[Collected data]
*** Block opens ***
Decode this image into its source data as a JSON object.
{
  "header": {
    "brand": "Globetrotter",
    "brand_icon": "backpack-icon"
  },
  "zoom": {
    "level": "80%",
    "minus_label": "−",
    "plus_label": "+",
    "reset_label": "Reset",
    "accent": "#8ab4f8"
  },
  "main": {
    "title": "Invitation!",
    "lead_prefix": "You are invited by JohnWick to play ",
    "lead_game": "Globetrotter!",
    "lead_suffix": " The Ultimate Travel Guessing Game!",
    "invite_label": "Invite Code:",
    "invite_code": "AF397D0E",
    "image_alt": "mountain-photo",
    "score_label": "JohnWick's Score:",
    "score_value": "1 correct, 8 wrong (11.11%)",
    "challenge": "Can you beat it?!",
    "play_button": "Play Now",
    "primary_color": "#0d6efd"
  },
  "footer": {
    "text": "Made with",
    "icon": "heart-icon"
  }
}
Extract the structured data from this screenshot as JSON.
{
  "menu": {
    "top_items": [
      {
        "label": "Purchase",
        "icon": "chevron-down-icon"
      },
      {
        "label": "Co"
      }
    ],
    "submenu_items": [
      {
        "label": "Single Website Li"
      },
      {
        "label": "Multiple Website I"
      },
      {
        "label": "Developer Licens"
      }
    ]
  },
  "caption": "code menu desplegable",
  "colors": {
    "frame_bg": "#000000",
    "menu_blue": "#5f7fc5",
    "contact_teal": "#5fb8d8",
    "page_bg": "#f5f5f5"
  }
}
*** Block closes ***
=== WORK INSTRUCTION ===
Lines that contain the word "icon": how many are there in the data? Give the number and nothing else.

=== WRITTEN SOLUTION ===
3